Thomas Aquinas De Ente et Essentia ff.1-12v; Albertus Magnus Commentarius de Aristotelis eticorum, lacking a gathering between folio 77 and folio 78 with the end of Book VII, lectio i (from 'Et dicit, quod de [bestialitate]') to Book VIII, lectio iii ('et sic erunt multae species amicitiae'), and 2 leaves between folios 91 and 92 with Book IX lectio x (from 'Et notandum, quod hoc quod dicit omnibus conte[ndentibus]') to Liber IX lectio xii ('secundum quam aliqui sumendi sunt') ff.13-114: Opera Omnia, ed. Wilhelm Kübel, Aschendorff, 1987, XIV, 2, pp.520-600 and pp.689-698

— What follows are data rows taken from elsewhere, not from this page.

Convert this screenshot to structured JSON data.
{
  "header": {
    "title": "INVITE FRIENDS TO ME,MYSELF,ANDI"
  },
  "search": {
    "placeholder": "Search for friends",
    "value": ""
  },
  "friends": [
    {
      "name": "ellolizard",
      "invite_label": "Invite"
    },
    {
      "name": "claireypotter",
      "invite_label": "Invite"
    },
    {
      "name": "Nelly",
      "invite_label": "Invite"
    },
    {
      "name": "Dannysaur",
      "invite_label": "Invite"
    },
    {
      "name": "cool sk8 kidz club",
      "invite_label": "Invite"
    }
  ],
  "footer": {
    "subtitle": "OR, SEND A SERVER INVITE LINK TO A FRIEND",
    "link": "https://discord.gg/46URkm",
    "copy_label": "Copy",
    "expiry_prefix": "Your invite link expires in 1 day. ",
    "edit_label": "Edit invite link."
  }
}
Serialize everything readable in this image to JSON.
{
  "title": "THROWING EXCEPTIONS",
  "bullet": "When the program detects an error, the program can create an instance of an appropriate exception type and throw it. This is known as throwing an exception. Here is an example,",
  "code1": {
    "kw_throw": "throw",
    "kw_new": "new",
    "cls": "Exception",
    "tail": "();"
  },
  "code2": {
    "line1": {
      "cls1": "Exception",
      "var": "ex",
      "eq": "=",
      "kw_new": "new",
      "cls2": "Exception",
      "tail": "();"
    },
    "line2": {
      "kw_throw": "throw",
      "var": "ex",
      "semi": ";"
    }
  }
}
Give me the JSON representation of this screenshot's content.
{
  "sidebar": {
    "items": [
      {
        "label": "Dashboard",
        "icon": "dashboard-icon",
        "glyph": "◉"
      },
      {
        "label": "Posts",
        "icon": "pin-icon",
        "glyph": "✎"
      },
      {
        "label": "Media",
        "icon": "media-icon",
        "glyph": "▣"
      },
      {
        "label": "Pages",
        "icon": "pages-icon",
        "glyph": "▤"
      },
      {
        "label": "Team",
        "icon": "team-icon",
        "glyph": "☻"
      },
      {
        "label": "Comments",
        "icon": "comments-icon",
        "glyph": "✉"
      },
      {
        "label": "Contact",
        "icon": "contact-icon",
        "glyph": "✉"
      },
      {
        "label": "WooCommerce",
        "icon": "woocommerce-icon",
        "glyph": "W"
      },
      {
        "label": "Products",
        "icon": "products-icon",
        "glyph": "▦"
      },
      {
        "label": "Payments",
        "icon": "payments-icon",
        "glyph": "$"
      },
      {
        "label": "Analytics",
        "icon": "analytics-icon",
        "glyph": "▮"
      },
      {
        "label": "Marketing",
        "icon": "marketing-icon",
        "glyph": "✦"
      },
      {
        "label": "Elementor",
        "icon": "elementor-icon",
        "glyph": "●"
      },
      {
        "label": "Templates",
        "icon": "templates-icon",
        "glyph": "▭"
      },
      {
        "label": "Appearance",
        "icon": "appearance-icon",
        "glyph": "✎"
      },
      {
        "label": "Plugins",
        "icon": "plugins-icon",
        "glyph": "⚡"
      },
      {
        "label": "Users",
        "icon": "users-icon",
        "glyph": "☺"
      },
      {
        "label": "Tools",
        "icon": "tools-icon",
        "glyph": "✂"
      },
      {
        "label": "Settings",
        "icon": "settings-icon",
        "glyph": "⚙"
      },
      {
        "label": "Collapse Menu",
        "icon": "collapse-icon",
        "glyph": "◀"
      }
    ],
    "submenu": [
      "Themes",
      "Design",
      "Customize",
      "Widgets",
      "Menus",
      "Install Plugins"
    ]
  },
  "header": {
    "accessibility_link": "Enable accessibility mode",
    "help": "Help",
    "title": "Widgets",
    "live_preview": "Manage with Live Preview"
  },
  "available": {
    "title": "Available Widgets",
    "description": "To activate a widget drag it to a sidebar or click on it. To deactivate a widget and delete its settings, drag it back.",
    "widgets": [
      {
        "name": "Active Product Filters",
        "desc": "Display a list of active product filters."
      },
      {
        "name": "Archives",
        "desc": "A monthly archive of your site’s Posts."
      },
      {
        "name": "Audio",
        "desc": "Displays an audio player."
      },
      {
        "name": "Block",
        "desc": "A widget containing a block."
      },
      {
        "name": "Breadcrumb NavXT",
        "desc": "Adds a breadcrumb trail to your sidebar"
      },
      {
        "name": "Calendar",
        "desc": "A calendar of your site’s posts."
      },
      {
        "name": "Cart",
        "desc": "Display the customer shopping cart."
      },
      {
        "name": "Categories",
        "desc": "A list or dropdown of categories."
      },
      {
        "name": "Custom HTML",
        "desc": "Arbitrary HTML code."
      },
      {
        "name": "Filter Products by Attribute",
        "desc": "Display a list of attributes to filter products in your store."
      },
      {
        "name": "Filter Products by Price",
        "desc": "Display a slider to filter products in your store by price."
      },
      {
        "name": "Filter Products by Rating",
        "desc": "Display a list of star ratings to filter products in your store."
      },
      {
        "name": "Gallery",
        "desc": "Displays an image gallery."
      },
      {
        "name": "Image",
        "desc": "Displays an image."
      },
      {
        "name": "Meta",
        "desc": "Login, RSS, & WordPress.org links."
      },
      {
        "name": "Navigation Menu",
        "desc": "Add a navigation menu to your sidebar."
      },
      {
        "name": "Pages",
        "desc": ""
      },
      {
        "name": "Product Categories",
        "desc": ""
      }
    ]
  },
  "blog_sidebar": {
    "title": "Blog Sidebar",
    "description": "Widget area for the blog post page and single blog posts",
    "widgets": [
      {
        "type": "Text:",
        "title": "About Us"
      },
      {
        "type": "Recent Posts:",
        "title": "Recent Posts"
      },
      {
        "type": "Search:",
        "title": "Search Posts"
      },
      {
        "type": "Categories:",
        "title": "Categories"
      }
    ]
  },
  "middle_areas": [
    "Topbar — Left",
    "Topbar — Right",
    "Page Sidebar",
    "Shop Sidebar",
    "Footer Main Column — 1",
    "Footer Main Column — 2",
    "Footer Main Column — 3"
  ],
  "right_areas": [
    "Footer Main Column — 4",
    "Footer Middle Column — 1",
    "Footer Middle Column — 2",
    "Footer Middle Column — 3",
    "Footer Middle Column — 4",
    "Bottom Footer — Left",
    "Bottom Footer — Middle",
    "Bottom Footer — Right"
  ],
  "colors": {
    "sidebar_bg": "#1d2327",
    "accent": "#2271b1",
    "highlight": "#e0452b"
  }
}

A compilation of two influential early texts of Aristotelian theology: Aquinas's De Ente et Essentia (Of Being and Essence) is an early work, before the granting of his licentia docendi at Paris in 1256. It is nevertheless considered vital for the understanding of Thomist doctrine: its important distinction between Essence and Existence is seen by some commentators as the only road of entry to Aquinas's metaphysics. The pairing of the De Ente, Aquinas's most purely Aristotelian work, with the Commentarius de Aristotelis Eticorum of his teacher, Albertus Magnus, would have been a natural one for a 13th-century compiler. Aquinas may have first encountered Albertus in Paris in 1245-1248, and certainly studied under him from 1248-1252 at his newly-established Dominican Studium Generale in Cologne: indeed, a transcription in Aquinas's autograph of Albertus's lectures on the Ethics is known from this period. Two marginal sketches in the text of Book 5 of the Commentary on the Ethics illustrate principles of justice in opposition to the ideas of Pythagoras: the first uses sections of lines to demonstrate of the use of the term 'aequales' as an arithmetic rather than a geometrical property in distributive justice. The second provides a table of the relationship between a builder, a house, a tanner and a shoe in order to illustrate compensation according to proportion in relationships of exchange.
The missing leaves may be the result of censorship: the section lacking from Book VII concerns the ethics of sexual behaviour, including discussions of bestiality and incest.